So many recent rut reports point out that when the acorn drop hits, most deer will abandon visits to farm fields and food plots to snack on the hard mast. In fact, a big acorn drop can so dramatically affect deer movement that many hunters curse a bumper crop.

But here’s the thing. Deer can be streaky eaters; flocking to one hot food source for a time and gorging themselves. But after awhile—7 to 10 days, in my experience–they start looking around for a break from the single-item menu. And with the abundance of early-fall foods, they rarely have to look hard for another option. Hunters who recognize those feeding alternatives can often capitalize on a buck that’s tired of munching acorns.

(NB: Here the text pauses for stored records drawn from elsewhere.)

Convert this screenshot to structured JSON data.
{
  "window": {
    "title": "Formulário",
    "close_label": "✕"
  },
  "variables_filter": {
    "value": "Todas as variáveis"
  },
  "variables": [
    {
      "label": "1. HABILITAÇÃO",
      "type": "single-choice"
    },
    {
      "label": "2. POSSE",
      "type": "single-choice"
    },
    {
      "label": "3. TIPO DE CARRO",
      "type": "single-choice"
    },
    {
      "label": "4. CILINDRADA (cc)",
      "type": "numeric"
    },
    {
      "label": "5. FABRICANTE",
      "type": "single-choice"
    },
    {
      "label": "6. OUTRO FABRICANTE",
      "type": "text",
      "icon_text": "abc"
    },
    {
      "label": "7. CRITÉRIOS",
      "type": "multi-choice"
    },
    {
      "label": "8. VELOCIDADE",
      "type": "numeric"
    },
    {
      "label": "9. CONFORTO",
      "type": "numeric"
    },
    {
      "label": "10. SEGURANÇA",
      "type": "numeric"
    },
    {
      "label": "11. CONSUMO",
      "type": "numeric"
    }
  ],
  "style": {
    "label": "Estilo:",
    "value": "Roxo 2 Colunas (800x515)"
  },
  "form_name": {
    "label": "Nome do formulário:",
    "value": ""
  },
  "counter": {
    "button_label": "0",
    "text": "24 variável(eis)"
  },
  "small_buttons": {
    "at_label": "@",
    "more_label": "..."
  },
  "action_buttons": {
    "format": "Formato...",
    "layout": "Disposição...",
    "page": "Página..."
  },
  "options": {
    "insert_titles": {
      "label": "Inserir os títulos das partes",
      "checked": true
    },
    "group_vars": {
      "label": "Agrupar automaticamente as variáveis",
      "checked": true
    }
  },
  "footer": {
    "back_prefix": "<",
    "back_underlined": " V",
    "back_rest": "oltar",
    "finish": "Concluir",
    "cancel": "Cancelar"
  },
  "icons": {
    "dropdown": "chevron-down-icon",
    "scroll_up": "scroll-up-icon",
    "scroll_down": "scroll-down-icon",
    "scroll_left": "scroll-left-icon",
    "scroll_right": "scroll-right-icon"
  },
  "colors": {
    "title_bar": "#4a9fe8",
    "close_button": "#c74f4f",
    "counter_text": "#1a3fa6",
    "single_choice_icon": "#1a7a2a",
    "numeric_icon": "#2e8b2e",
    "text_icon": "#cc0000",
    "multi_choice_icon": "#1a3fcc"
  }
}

That’s exactly what Alan Mote did on the Minnesota archery opener last week. Trail cams, combined with some midday scouting, proved that while daytime buck visits to a secluded food plot had definitely dropped off from summer highs, there was enough activity to merit a sit. The buck pictured above—a huge-bodied 10-point—showed up a full hour before sunset. Alan made good on the 22-yard shot, and the early-season trophy piled up within 80 yards.

Naturally, acorns are a tremendous draw and can alter buck patterns enough to throw a huge curve in our hunting plans. But as this hunt proved, at least some deer (thankfully) enjoy variety in their diet!